Tesla continues to skyrocket, surging to a new record high of almost $800 per share on Monday thanks to a fourth quarter earnings report last week that topped expectations and a host of Wall Street analysts recently predicting further upside for the stock.
Tesla stock kept up its recent momentum and rose nearly 20% to a new record high on Monday—gaining over $100 and finishing the day at $780 per share.
Monday’s surge in price came after Argus Research raised its price target for Tesla from $556 to $808—among the highest on Wall Street, citing the company’s strong fourth quarter results and rising vehicle sales.
Another boost came from ARK Investment Management updating its valuation model to reflect Tesla’s massive upside potential: The firm believes that the stock could be worth $7,000 per share—and up to $15,000 in the best case—by 2024.
Tesla handily beat earnings last week, reporting its second consecutive quarter of profitability and promising investors that it should continue to be profitable going forward (it is yet to be so on an annual basis).
Tesla, which impressed Wall Street with rising deliveries and a China factory that came online faster than expected, vowed to increase its global vehicle sales by more than a third in 2020—to “comfortably exceed” half a million units, up from 367,000 last year.
Tesla’s shares have steadily risen and moved ever-higher in recent months, as the company works to transform itself from a niche manufacturer into a mass-market electric-vehicle producer.
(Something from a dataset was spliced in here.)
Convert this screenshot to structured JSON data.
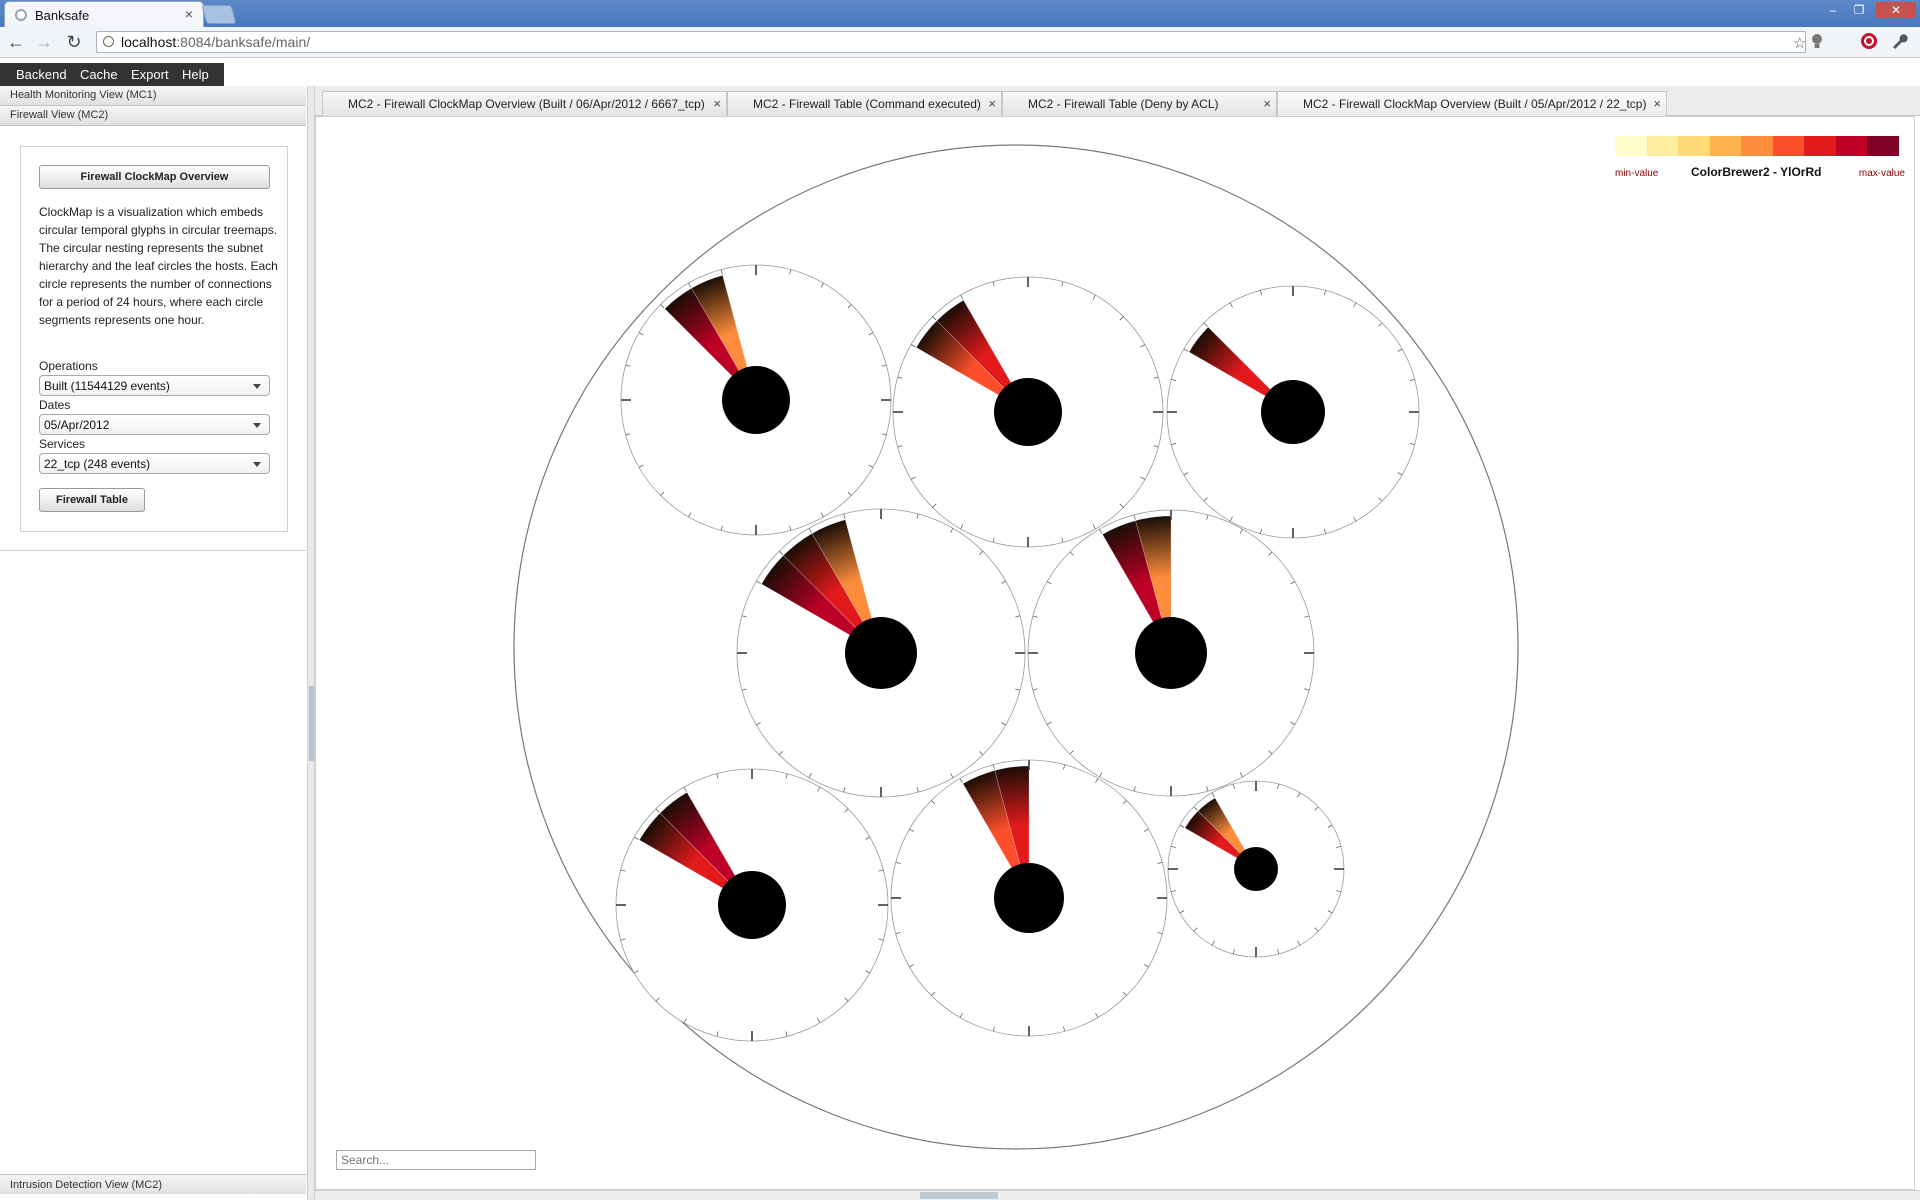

The stock has gained nearly 170% over the last six months alone, far outperforming the benchmark indexes.
Crucial quote: “Despite past production delays, parts shortages, labor cost overruns and other difficulties, we expect Tesla to benefit from its dominant position in the electric vehicle industry and to improve performance in 2020 and beyond,” Argus Research said in its note on Monday.
Big numbers: Investors who bet against Tesla’s stock have been losing droves of money since the beginning of the year—including $2.5 billion on Monday alone. Tesla has more short sellers than any other U.S. stock—18% of its publicly available shares are sold short, according to data from market analytics firm S3 Partners. Short sellers usually borrow shares from a bank and then sell them with the hopes that the stock will go down so they can profit on the difference. But with Tesla, the stock price has steadily trended higher in 2020, forcing short sellers to take losses when buying back shares at a higher price. If too many short sellers buy the stock in tandem, as is the case with Tesla, that can in fact create higher demand and drive share prices even higher, known as a “short squeeze.” Including the $2.5 billion lost by Tesla short sellers on Monday, investors who bet against the electric-vehicle maker are down a total of $8.3 billion so far this year, according to S3.